Exercise brief: Take each line from the entries that holds "sender" and copy it out.

(Web page and app entries)
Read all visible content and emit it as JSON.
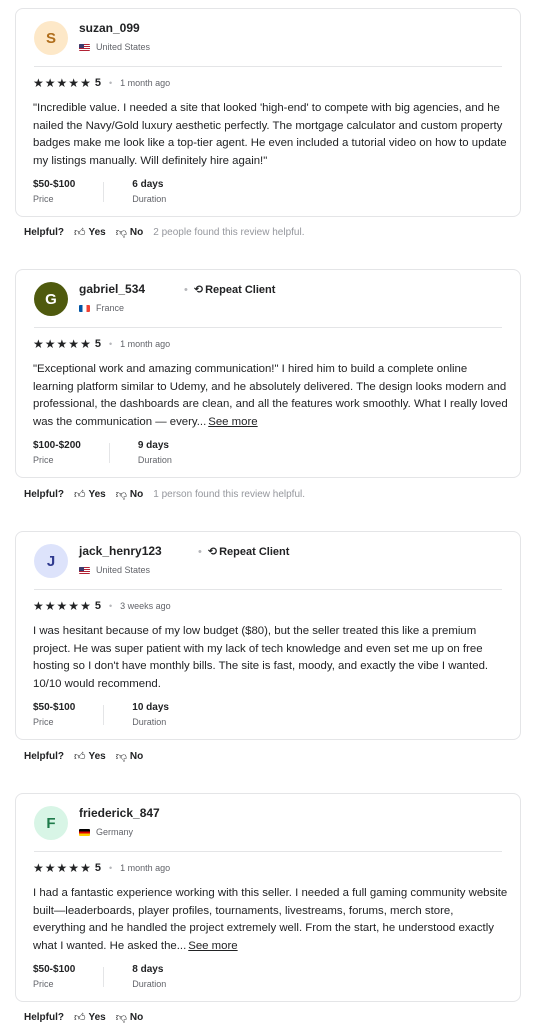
{
  "reviews": [
    {
      "initial": "S",
      "avatar_bg": "#fde8c8",
      "avatar_color": "#b06e1c",
      "username": "suzan_099",
      "repeat_client": "",
      "country": "United States",
      "flag": "us",
      "rating": "5",
      "time": "1 month ago",
      "text": "\"Incredible value. I needed a site that looked 'high-end' to compete with big agencies, and he nailed the Navy/Gold luxury aesthetic perfectly. The mortgage calculator and custom property badges make me look like a top-tier agent. He even included a tutorial video on how to update my listings manually. Will definitely hire again!\"",
      "see_more": "",
      "price": "$50-$100",
      "price_label": "Price",
      "duration": "6 days",
      "duration_label": "Duration",
      "helpful_note": "2 people found this review helpful."
    },
    {
      "initial": "G",
      "avatar_bg": "#4f5a0e",
      "avatar_color": "#ffffff",
      "username": "gabriel_534",
      "repeat_client": "Repeat Client",
      "country": "France",
      "flag": "fr",
      "rating": "5",
      "time": "1 month ago",
      "text": "\"Exceptional work and amazing communication!\" I hired him to build a complete online learning platform similar to Udemy, and he absolutely delivered. The design looks modern and professional, the dashboards are clean, and all the features work smoothly. What I really loved was the communication — every...",
      "see_more": "See more",
      "price": "$100-$200",
      "price_label": "Price",
      "duration": "9 days",
      "duration_label": "Duration",
      "helpful_note": "1 person found this review helpful."
    },
    {
      "initial": "J",
      "avatar_bg": "#dde3fb",
      "avatar_color": "#2f3a8f",
      "username": "jack_henry123",
      "repeat_client": "Repeat Client",
      "country": "United States",
      "flag": "us",
      "rating": "5",
      "time": "3 weeks ago",
      "text": "I was hesitant because of my low budget ($80), but the seller treated this like a premium project. He was super patient with my lack of tech knowledge and even set me up on free hosting so I don't have monthly bills. The site is fast, moody, and exactly the vibe I wanted. 10/10 would recommend.",
      "see_more": "",
      "price": "$50-$100",
      "price_label": "Price",
      "duration": "10 days",
      "duration_label": "Duration",
      "helpful_note": ""
    },
    {
      "initial": "F",
      "avatar_bg": "#d8f5e6",
      "avatar_color": "#1e7a4a",
      "username": "friederick_847",
      "repeat_client": "",
      "country": "Germany",
      "flag": "de",
      "rating": "5",
      "time": "1 month ago",
      "text": "I had a fantastic experience working with this seller. I needed a full gaming community website built—leaderboards, player profiles, tournaments, livestreams, forums, merch store, everything and he handled the project extremely well. From the start, he understood exactly what I wanted. He asked the...",
      "see_more": "See more",
      "price": "$50-$100",
      "price_label": "Price",
      "duration": "8 days",
      "duration_label": "Duration",
      "helpful_note": ""
    }
  ],
  "helpful": {
    "label": "Helpful?",
    "yes": "Yes",
    "no": "No"
  },
  "icons": {
    "star": "star-icon",
    "thumbs_up": "thumbs-up-icon",
    "thumbs_down": "thumbs-down-icon",
    "repeat": "repeat-icon"
  }
}
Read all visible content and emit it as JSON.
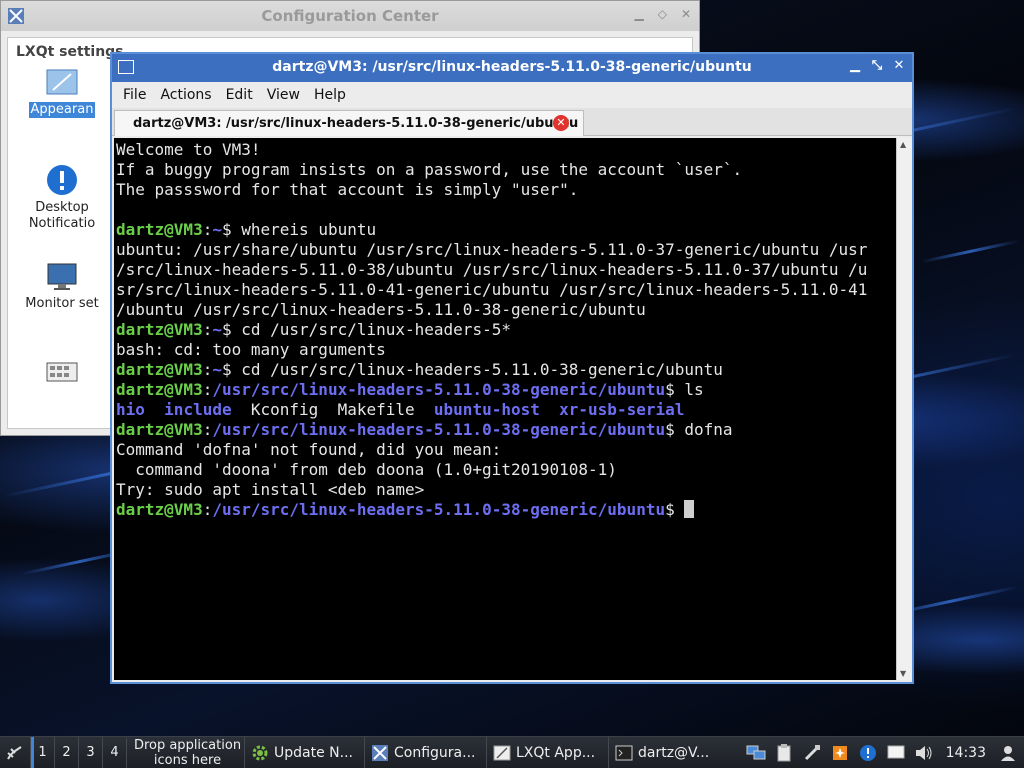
{
  "config_center": {
    "title": "Configuration Center",
    "section_title": "LXQt settings",
    "items": [
      {
        "label": "Appearan",
        "icon": "appearance-icon"
      },
      {
        "label": "Desktop",
        "label2": "Notificatio",
        "icon": "notification-icon"
      },
      {
        "label": "Monitor set",
        "icon": "monitor-icon"
      },
      {
        "label": "",
        "icon": "keyboard-icon"
      }
    ]
  },
  "terminal": {
    "title": "dartz@VM3: /usr/src/linux-headers-5.11.0-38-generic/ubuntu",
    "menu": [
      "File",
      "Actions",
      "Edit",
      "View",
      "Help"
    ],
    "tab_label": "dartz@VM3: /usr/src/linux-headers-5.11.0-38-generic/ubuntu",
    "colors": {
      "user": "#6ad04a",
      "path": "#6d6ef2",
      "text": "#e6e6e6"
    },
    "lines": {
      "welcome1": "Welcome to VM3!",
      "welcome2": "If a buggy program insists on a password, use the account `user`.",
      "welcome3": "The passsword for that account is simply \"user\".",
      "prompt_user": "dartz@VM3",
      "home": "~",
      "cwd": "/usr/src/linux-headers-5.11.0-38-generic/ubuntu",
      "cmd1": "$ whereis ubuntu",
      "out1a": "ubuntu: /usr/share/ubuntu /usr/src/linux-headers-5.11.0-37-generic/ubuntu /usr",
      "out1b": "/src/linux-headers-5.11.0-38/ubuntu /usr/src/linux-headers-5.11.0-37/ubuntu /u",
      "out1c": "sr/src/linux-headers-5.11.0-41-generic/ubuntu /usr/src/linux-headers-5.11.0-41",
      "out1d": "/ubuntu /usr/src/linux-headers-5.11.0-38-generic/ubuntu",
      "cmd2": "$ cd /usr/src/linux-headers-5*",
      "out2": "bash: cd: too many arguments",
      "cmd3": "$ cd /usr/src/linux-headers-5.11.0-38-generic/ubuntu",
      "cmd4": "$ ls",
      "ls_hio": "hio",
      "ls_include": "include",
      "ls_kconfig": "Kconfig",
      "ls_makefile": "Makefile",
      "ls_ubuntuhost": "ubuntu-host",
      "ls_xrusb": "xr-usb-serial",
      "cmd5": "$ dofna",
      "out5a": "Command 'dofna' not found, did you mean:",
      "out5b": "  command 'doona' from deb doona (1.0+git20190108-1)",
      "out5c": "Try: sudo apt install <deb name>",
      "prompt_end": "$ ",
      "colon": ":"
    }
  },
  "taskbar": {
    "desktops": [
      "1",
      "2",
      "3",
      "4"
    ],
    "drop_line1": "Drop application",
    "drop_line2": "icons here",
    "tasks": [
      {
        "label": "Update N...",
        "icon": "gear-icon"
      },
      {
        "label": "Configura...",
        "icon": "config-center-icon"
      },
      {
        "label": "LXQt App...",
        "icon": "appearance-icon"
      },
      {
        "label": "dartz@V...",
        "icon": "terminal-icon"
      }
    ],
    "clock": "14:33"
  }
}
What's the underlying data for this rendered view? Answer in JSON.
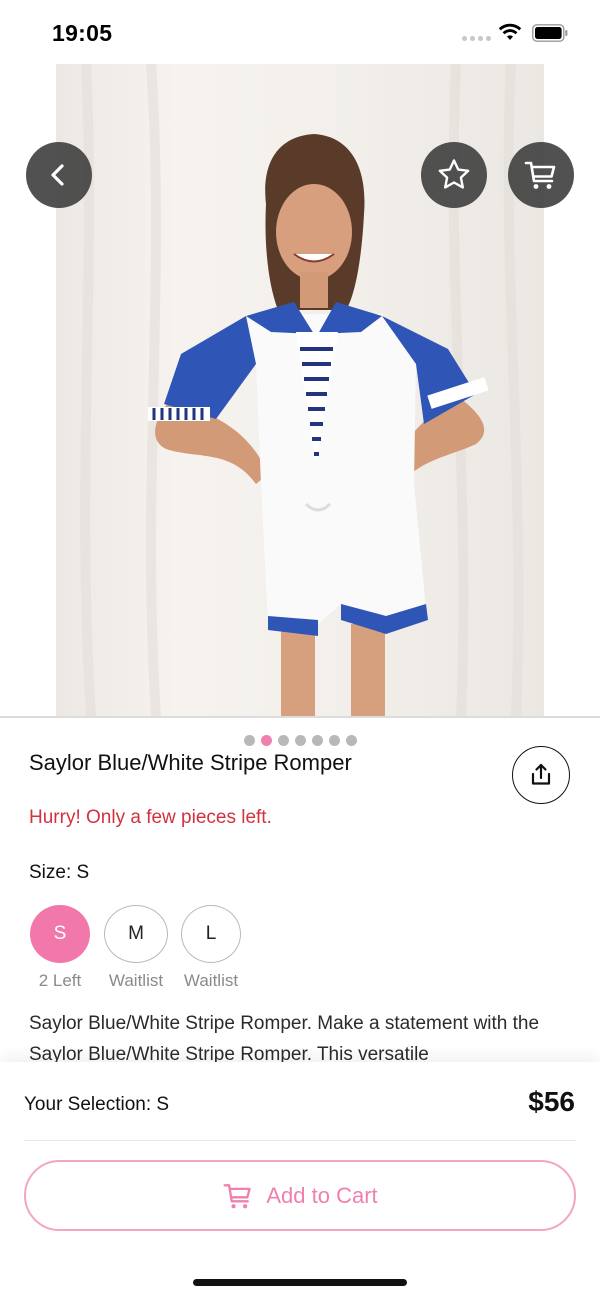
{
  "status_bar": {
    "time": "19:05"
  },
  "header": {
    "back_icon": "chevron-left-icon",
    "favorite_icon": "star-icon",
    "cart_icon": "cart-icon"
  },
  "gallery": {
    "page_count": 7,
    "active_index": 1
  },
  "product": {
    "title": "Saylor Blue/White Stripe Romper",
    "stock_note": "Hurry! Only a few pieces left.",
    "size_label": "Size: S",
    "sizes": [
      {
        "label": "S",
        "note": "2 Left",
        "selected": true
      },
      {
        "label": "M",
        "note": "Waitlist",
        "selected": false
      },
      {
        "label": "L",
        "note": "Waitlist",
        "selected": false
      }
    ],
    "description": "Saylor Blue/White Stripe Romper. Make a statement with the Saylor Blue/White Stripe Romper. This versatile"
  },
  "footer": {
    "selection_text": "Your Selection: S",
    "price": "$56",
    "add_to_cart_label": "Add to Cart"
  },
  "colors": {
    "accent_pink": "#f07fb0",
    "alert_red": "#d3313f",
    "button_dark": "#424242"
  }
}
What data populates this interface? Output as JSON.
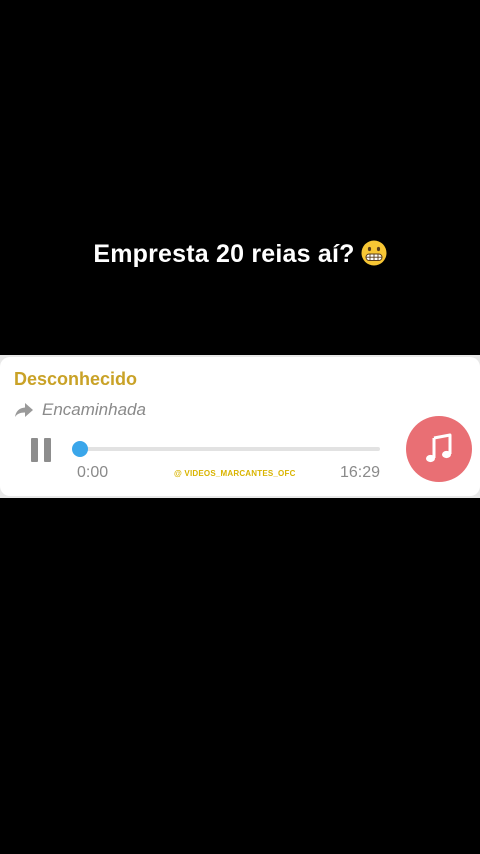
{
  "caption": {
    "text": "Empresta 20 reias aí?",
    "emoji": "grimacing-face-icon"
  },
  "message": {
    "sender": "Desconhecido",
    "forwarded_label": "Encaminhada",
    "forward_icon": "forward-arrow-icon",
    "audio": {
      "state_icon": "pause-icon",
      "current_time": "0:00",
      "total_time": "16:29",
      "progress": 0.0,
      "file_icon": "music-note-icon"
    },
    "watermark": "@ VIDEOS_MARCANTES_OFC"
  },
  "colors": {
    "background": "#000000",
    "sender": "#c9a227",
    "progress_thumb": "#3aa6ea",
    "music_button": "#e96f74",
    "watermark": "#d9b400"
  }
}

Answer box:
    "sender": "Desconhecido",
    "sender": "#c9a227",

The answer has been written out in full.